“I think it’s so amazing, the way it’s a story that flows together. I read that it was based on a film Kris Kristofferson saw about this travelling couple, two drifters, who take off at the end the guy ditches the girl, leaves her by the side of the road. I love to how Bobby can be a woman or a man - it’s such a gender neutral song.”
The film that changed or marked her.
Fear And Loathing In Las Vegas
“It’s always been one of my favourite films. So out there.”
Has she ever been tempted to re-enact the mind-bending film of Hunter S Thompson’s mind-bending adventures? Surely not. Well …
“Well we were out in Vegas not too long ago: my husband and I went out there to celebrate his 40th birthday. My sister lives there and she is a performer in one of the oldest running shows in Las Vegas,” says Price. “We partied pretty hard and we played a lot of blackjack, we went to Circus Circus [resort and hotel], where a lot of the film was made.
“A long time ago when I [first] watched it I was probably 22 years old and I had a friend come over and he put liquid acid on my tongue and then my husband said ‘you have to watch this film, you are on acid and you’re gonna see this’. It was an adventure.”
And these days, as happened earlier this month, when she does acid she might out-Hunter. S the now departed Hunter S and do an online Q&A while tripping.
“Yes,” she laughs. “I don’t take hallucinogenics all that often but I was playing with Widespread Panic, I was at a hippy festival, and I thought why not take a little bit of this gift that I had been given. I had an incredible time and I thought wouldn’t it be really fun to do a question and answer thing on Twitter because I feel like I was totally uninhibited and I didn’t overthink things. It’s like truth serum a little bit.”

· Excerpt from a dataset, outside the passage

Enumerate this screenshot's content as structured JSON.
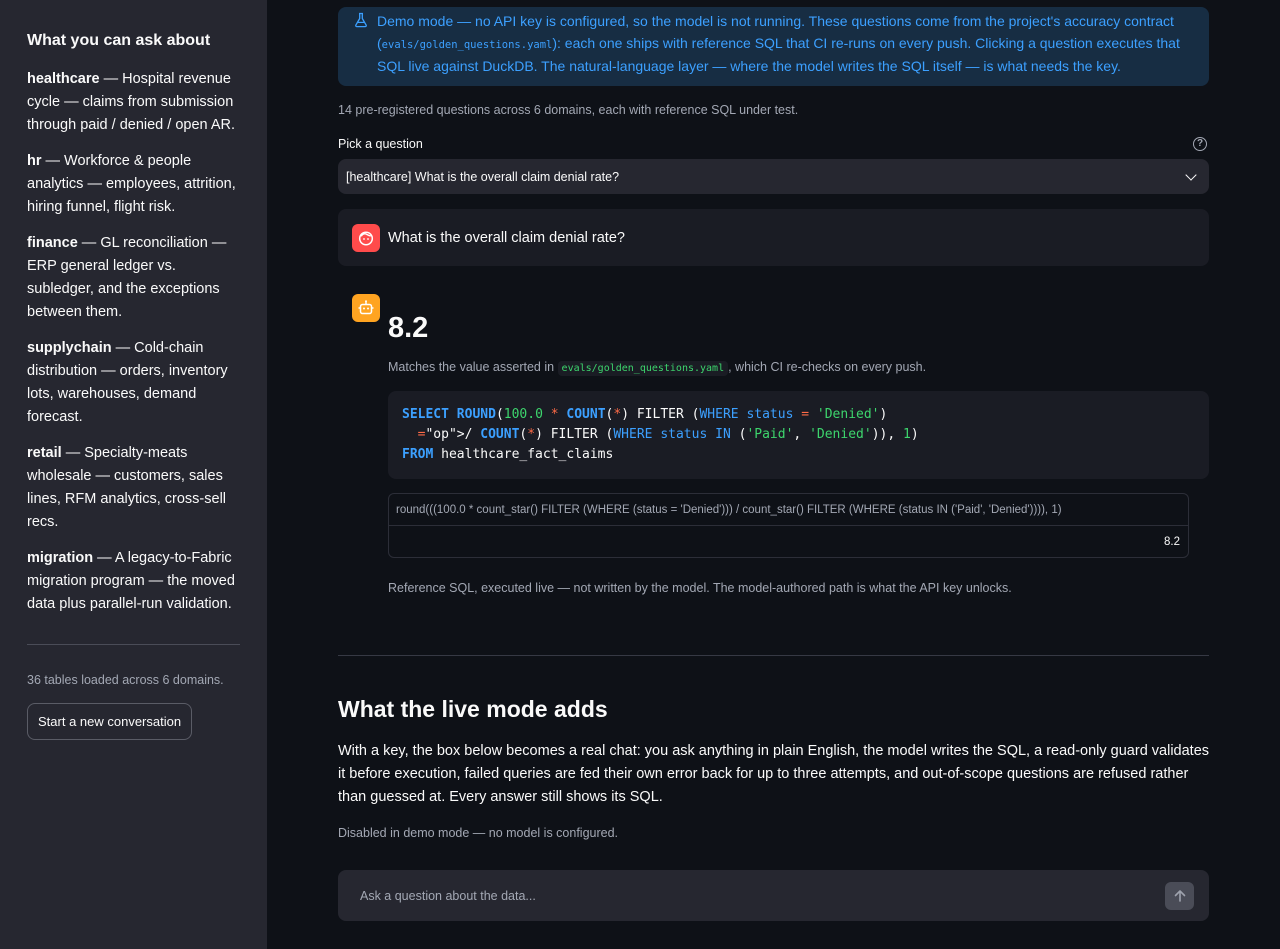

Come back on Thursday to find out about Margo Price doing time on a tap dancing chain gang. Sorry, there were no drugs involved. Probably.
Margo Price will play
October 10 Caravan Music Club, Melbourne
October 12 Thornbury Theatre, Melbourne
October 13 Out On The Weekend Festival, Seaworks, Williamstown
October 14 Enmore Theatre, Sydney
October 16 Factory Theatre, Sydney